#### [Work to be completed]
Report all lines below with the word "more".
===== Data
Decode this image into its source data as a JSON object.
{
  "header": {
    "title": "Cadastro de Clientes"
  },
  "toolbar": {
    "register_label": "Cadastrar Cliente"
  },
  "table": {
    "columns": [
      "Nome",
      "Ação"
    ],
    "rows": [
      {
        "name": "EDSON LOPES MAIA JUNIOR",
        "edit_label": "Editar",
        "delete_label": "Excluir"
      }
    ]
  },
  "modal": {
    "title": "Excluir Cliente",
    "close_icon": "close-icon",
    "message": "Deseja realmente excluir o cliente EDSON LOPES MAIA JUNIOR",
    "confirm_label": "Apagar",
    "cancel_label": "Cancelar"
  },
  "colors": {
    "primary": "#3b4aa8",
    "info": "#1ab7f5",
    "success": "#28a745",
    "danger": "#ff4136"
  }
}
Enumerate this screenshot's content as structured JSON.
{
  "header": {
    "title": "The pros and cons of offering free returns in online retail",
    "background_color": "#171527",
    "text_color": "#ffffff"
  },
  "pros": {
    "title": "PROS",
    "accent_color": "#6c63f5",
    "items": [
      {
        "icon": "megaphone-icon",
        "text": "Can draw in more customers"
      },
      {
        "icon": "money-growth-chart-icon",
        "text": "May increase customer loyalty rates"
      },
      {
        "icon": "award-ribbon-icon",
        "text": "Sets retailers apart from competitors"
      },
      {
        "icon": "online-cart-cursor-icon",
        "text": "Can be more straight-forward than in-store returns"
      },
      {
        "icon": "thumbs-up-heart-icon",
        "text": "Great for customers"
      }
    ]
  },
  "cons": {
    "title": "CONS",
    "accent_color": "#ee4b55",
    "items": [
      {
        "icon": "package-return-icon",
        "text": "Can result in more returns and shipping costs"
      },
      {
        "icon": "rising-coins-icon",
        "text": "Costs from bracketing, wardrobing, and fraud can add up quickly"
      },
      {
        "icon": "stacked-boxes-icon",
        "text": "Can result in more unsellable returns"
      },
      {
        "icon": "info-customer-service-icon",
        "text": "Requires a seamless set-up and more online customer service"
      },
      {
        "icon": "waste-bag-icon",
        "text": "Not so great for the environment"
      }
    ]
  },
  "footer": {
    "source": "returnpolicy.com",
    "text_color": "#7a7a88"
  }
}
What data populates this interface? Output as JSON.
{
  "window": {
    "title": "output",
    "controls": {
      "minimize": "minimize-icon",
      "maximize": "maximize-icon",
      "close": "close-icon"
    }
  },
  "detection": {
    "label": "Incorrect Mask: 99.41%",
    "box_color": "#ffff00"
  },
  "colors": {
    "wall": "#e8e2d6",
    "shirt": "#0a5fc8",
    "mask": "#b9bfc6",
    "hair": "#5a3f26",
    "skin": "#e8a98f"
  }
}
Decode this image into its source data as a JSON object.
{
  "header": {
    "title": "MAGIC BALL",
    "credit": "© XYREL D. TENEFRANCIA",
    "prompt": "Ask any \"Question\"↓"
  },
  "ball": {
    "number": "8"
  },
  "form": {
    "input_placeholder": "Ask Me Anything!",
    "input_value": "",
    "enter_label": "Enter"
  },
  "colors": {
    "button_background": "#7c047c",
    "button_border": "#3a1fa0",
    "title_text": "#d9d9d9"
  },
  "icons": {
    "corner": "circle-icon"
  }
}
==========
#### [Solution]
        "text": "Can draw in more customers"
        "text": "Can be more straight-forward than in-store returns"
        "text": "Can result in more returns and shipping costs"
        "text": "Can result in more unsellable returns"
        "text": "Requires a seamless set-up and more online customer service"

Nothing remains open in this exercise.